Marriage, I have found, is one of the most changing and challenging seasons of life.
At the time of this writing, I’ve been married five years going on six, and each year I learn new aspects of why marriage is so important. It’s not just about me, not just about my feelings, not just about my happiness. It’s not just him, his feelings, or his happiness, either.
Marriage makes us better people and better servants of Jesus, because in the course of it we are learning more and more how our union is meant to reflect deeper spiritual realities. But it’s a daily fight against the selfishness of the carnal nature to live an Ephesians 5 kind of love—the kind where we are each putting the other’s needs first so both are taken care of and we are serving and honoring God in the model of Christ and his bride, the Church.
So, everything the previous generations told you is true: marriage is hard, it’s work, and it’s a lifelong commitment to something bigger than yourself. But the beauty is that God wants marriage to succeed. So you can trust He is in it with you and your spouse, a solid foundation that, when built upon properly, will outlast any of the storms and seasons and challenges of married life.
What is Marriage?
Merriam-Webster Dictionary defines marriage as “the state of being united as spouses in a consensual and contractual relationship recognized by law.”
However, in the eyes of God, marriage is much more than that. It is a threefold cord of husband, wife, and God, a union of body, heart, and soul between the two parties that should not be severed except under the gravest circumstances, such as when one spouse breaks their vows and becomes abusive. It is a covenant that reflects spiritual realities and therefore should not be undertaken lightly, but with the utmost sincerity and commitment–because when a Christian couple enters into that union they are in essence committing to the responsibility of acting as a reflection of how Christ behaves with the Church and vice versa.
Marriage is enormously important to God—so much so that He used it as an allegory for His relationship with His chosen people, Israel, and now again to explain the way of Christ with the Church.
What Does the Bible Say About Marriage?
Genesis 2:24: “Therefore a man shall leave his father and his mother and hold fast to his wife, and they shall become one flesh.”
Proverbs 18:22 – He who finds a wife finds what is good and receives favor from the LORD.
Colossians 3:18-19 – Wives, submit yourselves to your husbands, as is fitting in the Lord. Husbands, love your wives and do not be harsh with them.
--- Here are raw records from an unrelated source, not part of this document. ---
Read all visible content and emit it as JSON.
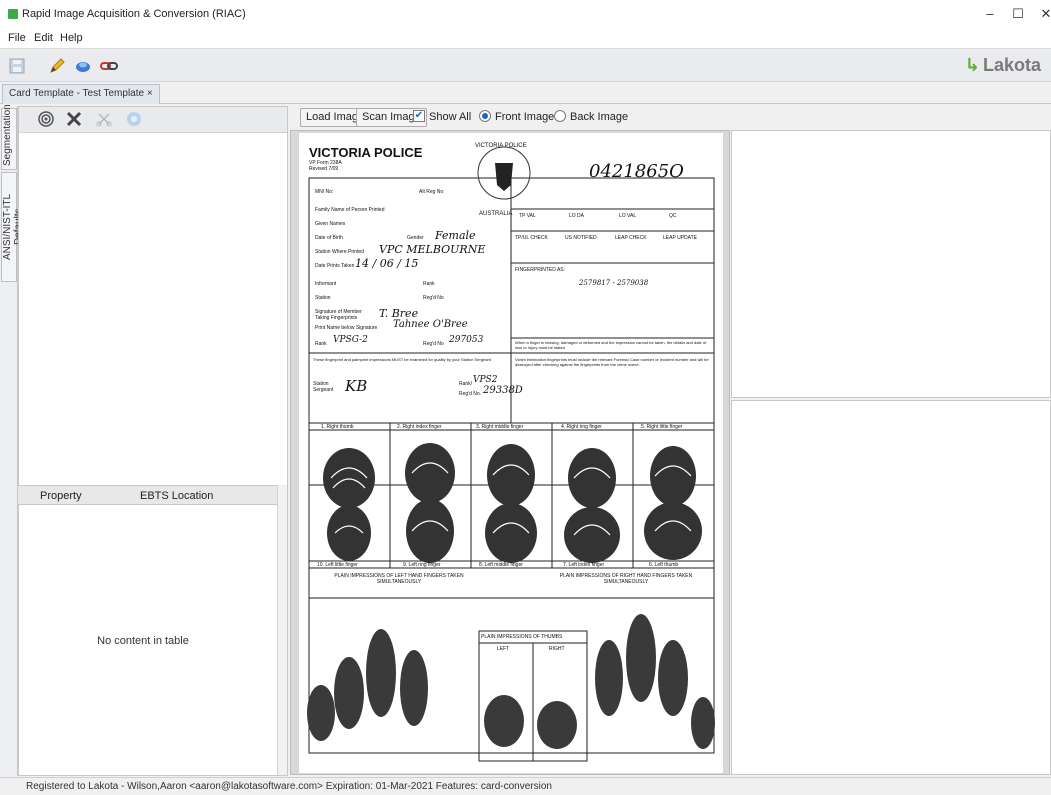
{
  "window": {
    "title": "Rapid Image Acquisition & Conversion (RIAC)",
    "min_symbol": "–",
    "max_symbol": "☐",
    "close_symbol": "✕"
  },
  "menu": {
    "items": [
      "File",
      "Edit",
      "Help"
    ]
  },
  "toolbar": {
    "icons": [
      "save-icon",
      "pen-icon",
      "stamp-icon",
      "link-icon"
    ]
  },
  "brand": {
    "name": "Lakota",
    "mark": "↳",
    "color": "#5fae3a"
  },
  "tabs": [
    {
      "label": "Card Template - Test Template",
      "close": "×"
    }
  ],
  "side_tabs": [
    "Segmentation",
    "ANSI/NIST-ITL Defaults"
  ],
  "left_toolbar_icons": [
    "fingerprint-icon",
    "crossed-tools-icon",
    "scissors-icon",
    "settings-icon"
  ],
  "property_table": {
    "columns": [
      "Property",
      "EBTS Location"
    ],
    "empty_message": "No content in table"
  },
  "image_toolbar": {
    "load_label": "Load Image",
    "scan_label": "Scan Image",
    "show_all_label": "Show All",
    "show_all_checked": true,
    "front_label": "Front Image",
    "back_label": "Back Image",
    "selected": "front"
  },
  "card": {
    "agency": "VICTORIA POLICE",
    "form": "VP Form 238A",
    "revised": "Revised 7/09",
    "seal_top": "VICTORIA POLICE",
    "seal_bottom": "AUSTRALIA",
    "handwritten_number": "0421865O",
    "fields": [
      "MNI No:",
      "Alt Reg No:",
      "Family Name of Person Printed",
      "Given Names",
      "Date of Birth",
      "Gender",
      "Station Where Printed",
      "Date Prints Taken",
      "Informant",
      "Rank",
      "Station",
      "Reg'd No",
      "Signature of Member Taking Fingerprints",
      "Print Name below Signature",
      "Rank",
      "Reg'd No"
    ],
    "values": {
      "gender": "Female",
      "station": "VPC   MELBOURNE",
      "date": "14 / 06 / 15",
      "signature": "T. Bree",
      "print_name": "Tahnee  O'Bree",
      "rank": "VPSG-2",
      "regd": "297053"
    },
    "check_headers": [
      "TP VAL",
      "LO DA",
      "LO VAL",
      "QC",
      "TP/UL CHECK",
      "US NOTIFIED",
      "LEAP CHECK",
      "LEAP UPDATE"
    ],
    "fingerprinted_as": "FINGERPRINTED AS:",
    "fingerprinted_value": "2579817 - 2579038",
    "missing_note": "When a finger is missing, damaged or deformed and the impression cannot be taken, the details and date of loss or injury must be stated",
    "verify_note": "These fingerprint and palmprint impressions MUST be examined for quality by your Station Sergeant.",
    "victim_note": "Victim elimination fingerprints must include the relevant Forensic Case number or Incident number and will be destroyed after checking against the fingerprints from the crime scene.",
    "sergeant_label": "Station Sergeant",
    "sergeant_sig": "KB",
    "sergeant_rank_label": "Rank/",
    "sergeant_rank": "VPS2",
    "sergeant_reg_label": "Reg'd No.",
    "sergeant_reg": "29338D",
    "right_fingers": [
      "1. Right thumb",
      "2. Right index finger",
      "3. Right middle finger",
      "4. Right ring finger",
      "5. Right little finger"
    ],
    "left_fingers": [
      "10. Left little finger",
      "9. Left ring finger",
      "8. Left middle finger",
      "7. Left index finger",
      "6. Left thumb"
    ],
    "plain_left": "PLAIN IMPRESSIONS OF LEFT HAND FINGERS TAKEN SIMULTANEOUSLY",
    "plain_right": "PLAIN IMPRESSIONS OF RIGHT HAND FINGERS TAKEN SIMULTANEOUSLY",
    "plain_thumbs": "PLAIN IMPRESSIONS OF THUMBS",
    "thumb_left": "LEFT",
    "thumb_right": "RIGHT"
  },
  "status": {
    "text": "Registered to Lakota - Wilson,Aaron <aaron@lakotasoftware.com>  Expiration: 01-Mar-2021 Features: card-conversion"
  }
}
How Can I Build a Stronger Marriage?
There are many wonderful tools available that help marriages grow stronger, varying from couples’ devotionals and marital exercises to marriage conferences, retreats, and even counseling. Whatever stage your marriage is in—even if you are engaged but not yet married!—it’s important not to just assume the marriage will “take care of itself” as long as no glaring issues arise.
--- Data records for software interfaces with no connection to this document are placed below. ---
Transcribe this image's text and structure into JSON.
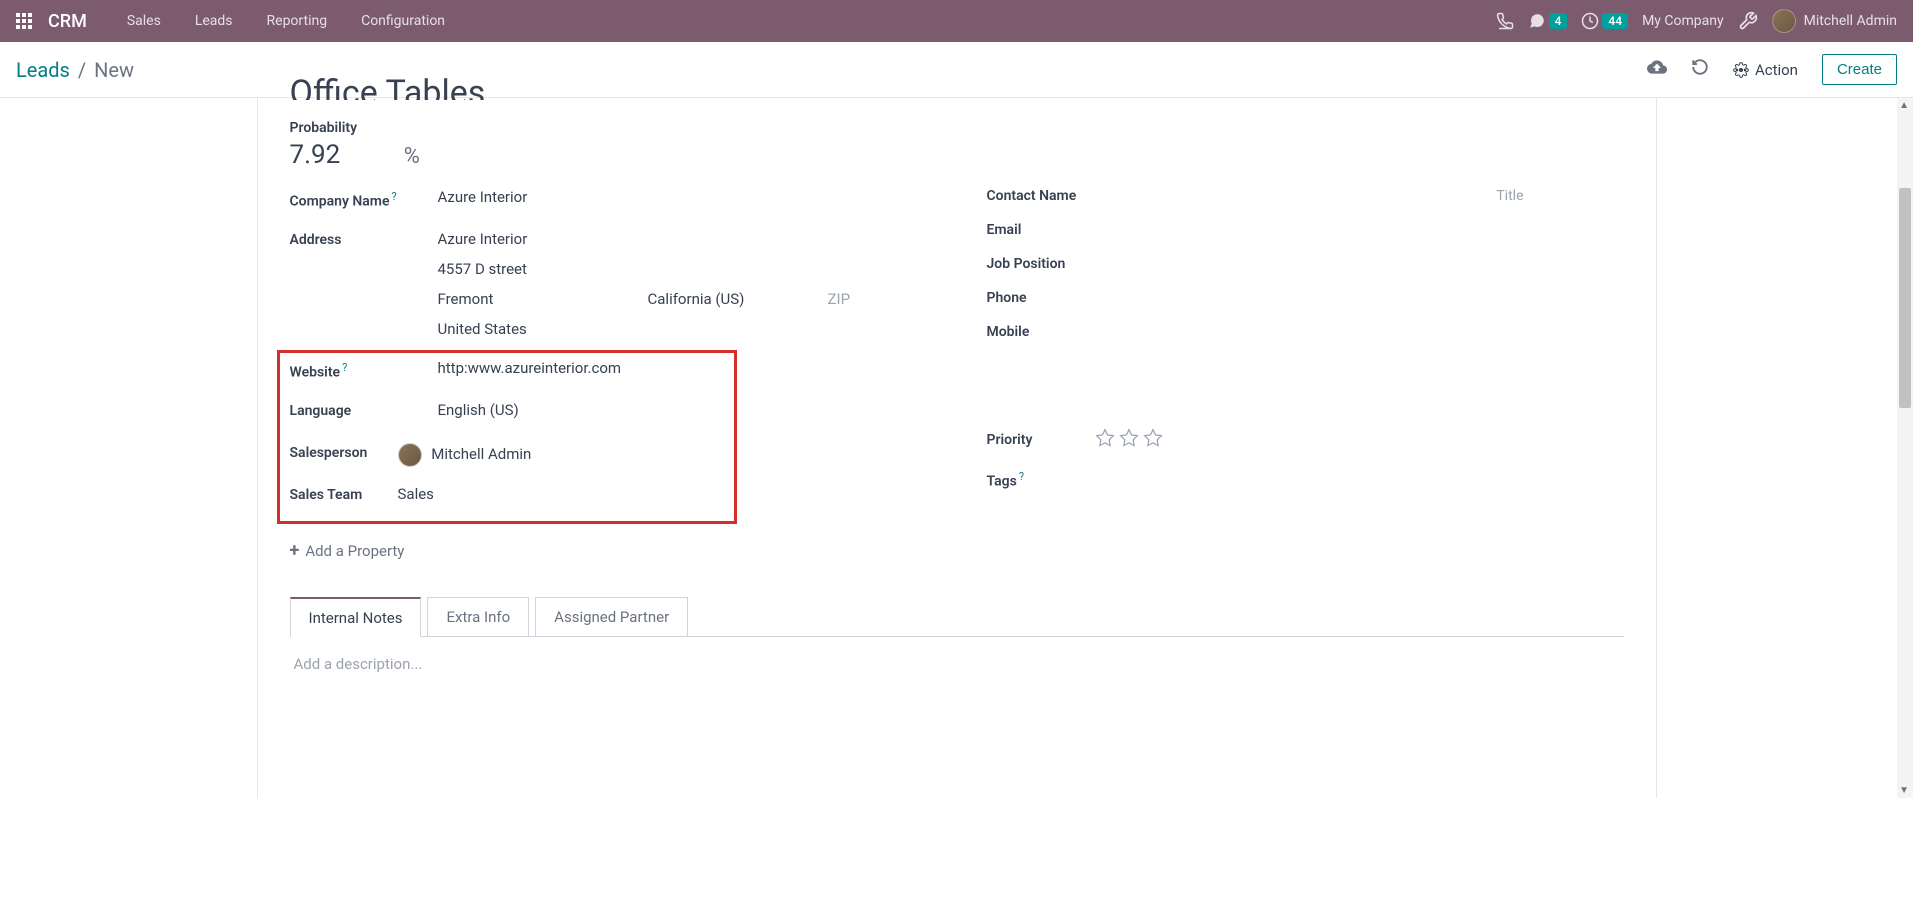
{
  "nav": {
    "brand": "CRM",
    "items": [
      "Sales",
      "Leads",
      "Reporting",
      "Configuration"
    ],
    "messages_badge": "4",
    "activities_badge": "44",
    "company": "My Company",
    "user": "Mitchell Admin"
  },
  "breadcrumb": {
    "parent": "Leads",
    "separator": "/",
    "current": "New"
  },
  "actions": {
    "action_label": "Action",
    "create_label": "Create"
  },
  "form": {
    "title_cut": "Office Tables",
    "probability_label": "Probability",
    "probability_value": "7.92",
    "percent_symbol": "%",
    "company_name_label": "Company Name",
    "company_name_value": "Azure Interior",
    "address_label": "Address",
    "address": {
      "line1": "Azure Interior",
      "line2": "4557 D street",
      "city": "Fremont",
      "state": "California (US)",
      "zip_placeholder": "ZIP",
      "country": "United States"
    },
    "website_label": "Website",
    "website_value": "http:www.azureinterior.com",
    "language_label": "Language",
    "language_value": "English (US)",
    "salesperson_label": "Salesperson",
    "salesperson_value": "Mitchell Admin",
    "sales_team_label": "Sales Team",
    "sales_team_value": "Sales",
    "add_property_label": "Add a Property",
    "contact_name_label": "Contact Name",
    "title_placeholder": "Title",
    "email_label": "Email",
    "job_position_label": "Job Position",
    "phone_label": "Phone",
    "mobile_label": "Mobile",
    "priority_label": "Priority",
    "tags_label": "Tags",
    "help_symbol": "?"
  },
  "tabs": {
    "internal_notes": "Internal Notes",
    "extra_info": "Extra Info",
    "assigned_partner": "Assigned Partner",
    "description_placeholder": "Add a description..."
  }
}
More than perhaps any other relationship, marriage requires maintenance and attention from both parties. It requires active love, emotional and physical intimacy, and a partnership essence between two people with God at the center in order to be truly, deeply, lastingly healthy. Making the marriage a priority, particularly when jobs, children, hobbies, etc. are in the picture, is also essential to keeping the relationship stable and prosperous.
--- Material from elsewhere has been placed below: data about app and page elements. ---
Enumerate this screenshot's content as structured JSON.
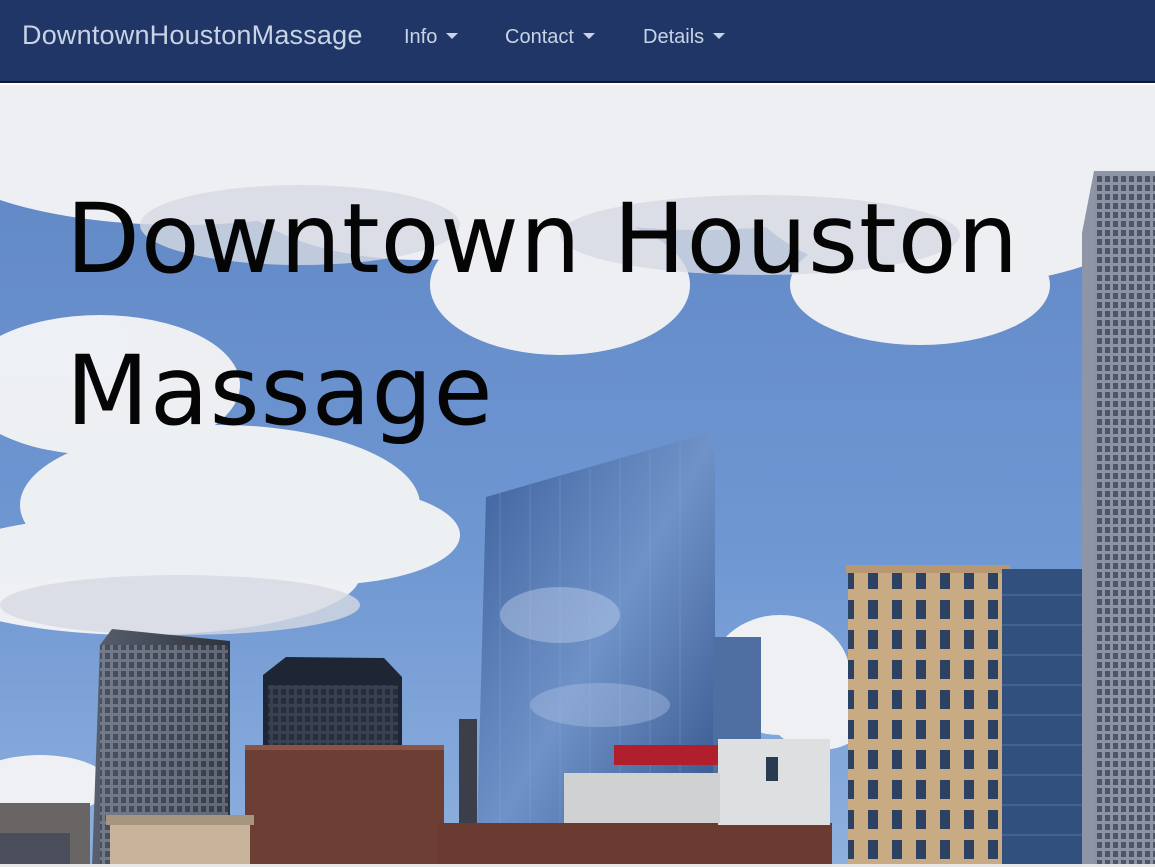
{
  "navbar": {
    "brand": "DowntownHoustonMassage",
    "items": [
      {
        "label": "Info"
      },
      {
        "label": "Contact"
      },
      {
        "label": "Details"
      }
    ],
    "background": "#1f3666",
    "text_color": "#c9d3e6"
  },
  "hero": {
    "title": "Downtown Houston Massage",
    "image": "downtown-houston-skyline-photo"
  }
}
One of the best ways to ensure a healthy marriage is to measure yours and your spouse’s behavior against the standard of Ephesians 5, which lays out the important roles that both husband and wife play in the relationship. This passage beautifully describes not only the unique temporal aspects of the marriage, but also the crucial spiritual realities paralleled and involved.
In short, what God asks of husband and wife in Ephesians 5 is to lay aside the priority of self and take care of one another first. When both parties live in this sacrificial mindset, it reflects the spiritual reality—Christ dying for us, thus we die to ourselves and live for him—and it ensures that both parties are taken care of, because both are prioritizing the needs of the other over their own.
For more information on why the submission/sacrifice interplay in Ephesians is so important, check out our blog “Seeing the Glory of God Through Husbands and Wives.”
If you’re married, what can you do this week to make your marriage a priority through the chaos of life?
If you’re unmarried, take a moment to read passages about Jesus and the Church, such as Ephesians 5. What can you glean about the devoted life of Jesus to his Body from these passages, and what can you do to live more fully for him this week?